> [Assignment]: Please say how many lines in the entries below hold the string "name", with no other words.

> [Data for processing]:
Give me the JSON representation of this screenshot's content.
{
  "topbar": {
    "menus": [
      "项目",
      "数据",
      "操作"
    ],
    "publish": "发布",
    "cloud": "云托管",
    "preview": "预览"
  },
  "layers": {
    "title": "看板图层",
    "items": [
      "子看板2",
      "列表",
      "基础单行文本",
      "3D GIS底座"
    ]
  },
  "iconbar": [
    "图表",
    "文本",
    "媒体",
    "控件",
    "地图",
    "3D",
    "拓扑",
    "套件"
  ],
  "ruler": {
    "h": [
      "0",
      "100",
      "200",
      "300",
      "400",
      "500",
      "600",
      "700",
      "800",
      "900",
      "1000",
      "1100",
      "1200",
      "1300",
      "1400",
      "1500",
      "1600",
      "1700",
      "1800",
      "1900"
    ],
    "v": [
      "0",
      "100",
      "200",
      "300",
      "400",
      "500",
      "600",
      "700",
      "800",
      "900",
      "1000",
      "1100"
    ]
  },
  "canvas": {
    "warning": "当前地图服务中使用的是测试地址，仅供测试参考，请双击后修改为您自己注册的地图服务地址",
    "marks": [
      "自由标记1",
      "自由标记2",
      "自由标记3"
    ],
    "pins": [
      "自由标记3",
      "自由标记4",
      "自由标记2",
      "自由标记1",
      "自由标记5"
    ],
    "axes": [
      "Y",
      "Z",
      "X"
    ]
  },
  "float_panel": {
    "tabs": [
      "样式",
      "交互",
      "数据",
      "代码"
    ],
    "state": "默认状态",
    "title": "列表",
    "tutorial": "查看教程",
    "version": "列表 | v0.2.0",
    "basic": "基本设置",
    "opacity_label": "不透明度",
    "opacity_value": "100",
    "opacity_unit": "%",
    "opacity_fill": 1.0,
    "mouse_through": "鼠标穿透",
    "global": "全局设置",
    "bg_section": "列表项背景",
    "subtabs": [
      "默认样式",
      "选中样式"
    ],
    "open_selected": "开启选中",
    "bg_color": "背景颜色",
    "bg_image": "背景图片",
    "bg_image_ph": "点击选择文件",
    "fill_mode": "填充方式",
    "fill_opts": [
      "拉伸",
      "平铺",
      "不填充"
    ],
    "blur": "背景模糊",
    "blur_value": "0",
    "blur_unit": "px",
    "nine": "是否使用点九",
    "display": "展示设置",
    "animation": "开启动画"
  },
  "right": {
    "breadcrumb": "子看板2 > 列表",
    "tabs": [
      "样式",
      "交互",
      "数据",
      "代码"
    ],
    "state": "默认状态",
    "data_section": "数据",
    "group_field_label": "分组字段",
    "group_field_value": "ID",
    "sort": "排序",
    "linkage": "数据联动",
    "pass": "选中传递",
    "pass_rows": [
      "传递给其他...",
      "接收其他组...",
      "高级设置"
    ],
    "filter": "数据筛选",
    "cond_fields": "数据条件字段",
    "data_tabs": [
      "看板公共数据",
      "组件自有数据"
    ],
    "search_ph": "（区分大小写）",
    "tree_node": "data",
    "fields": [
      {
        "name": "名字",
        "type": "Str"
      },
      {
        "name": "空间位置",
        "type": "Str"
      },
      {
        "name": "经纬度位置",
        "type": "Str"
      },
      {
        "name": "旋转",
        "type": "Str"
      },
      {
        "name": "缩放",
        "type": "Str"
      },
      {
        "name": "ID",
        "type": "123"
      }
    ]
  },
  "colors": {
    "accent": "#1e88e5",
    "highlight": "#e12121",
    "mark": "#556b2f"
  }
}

> [Task solution]: 6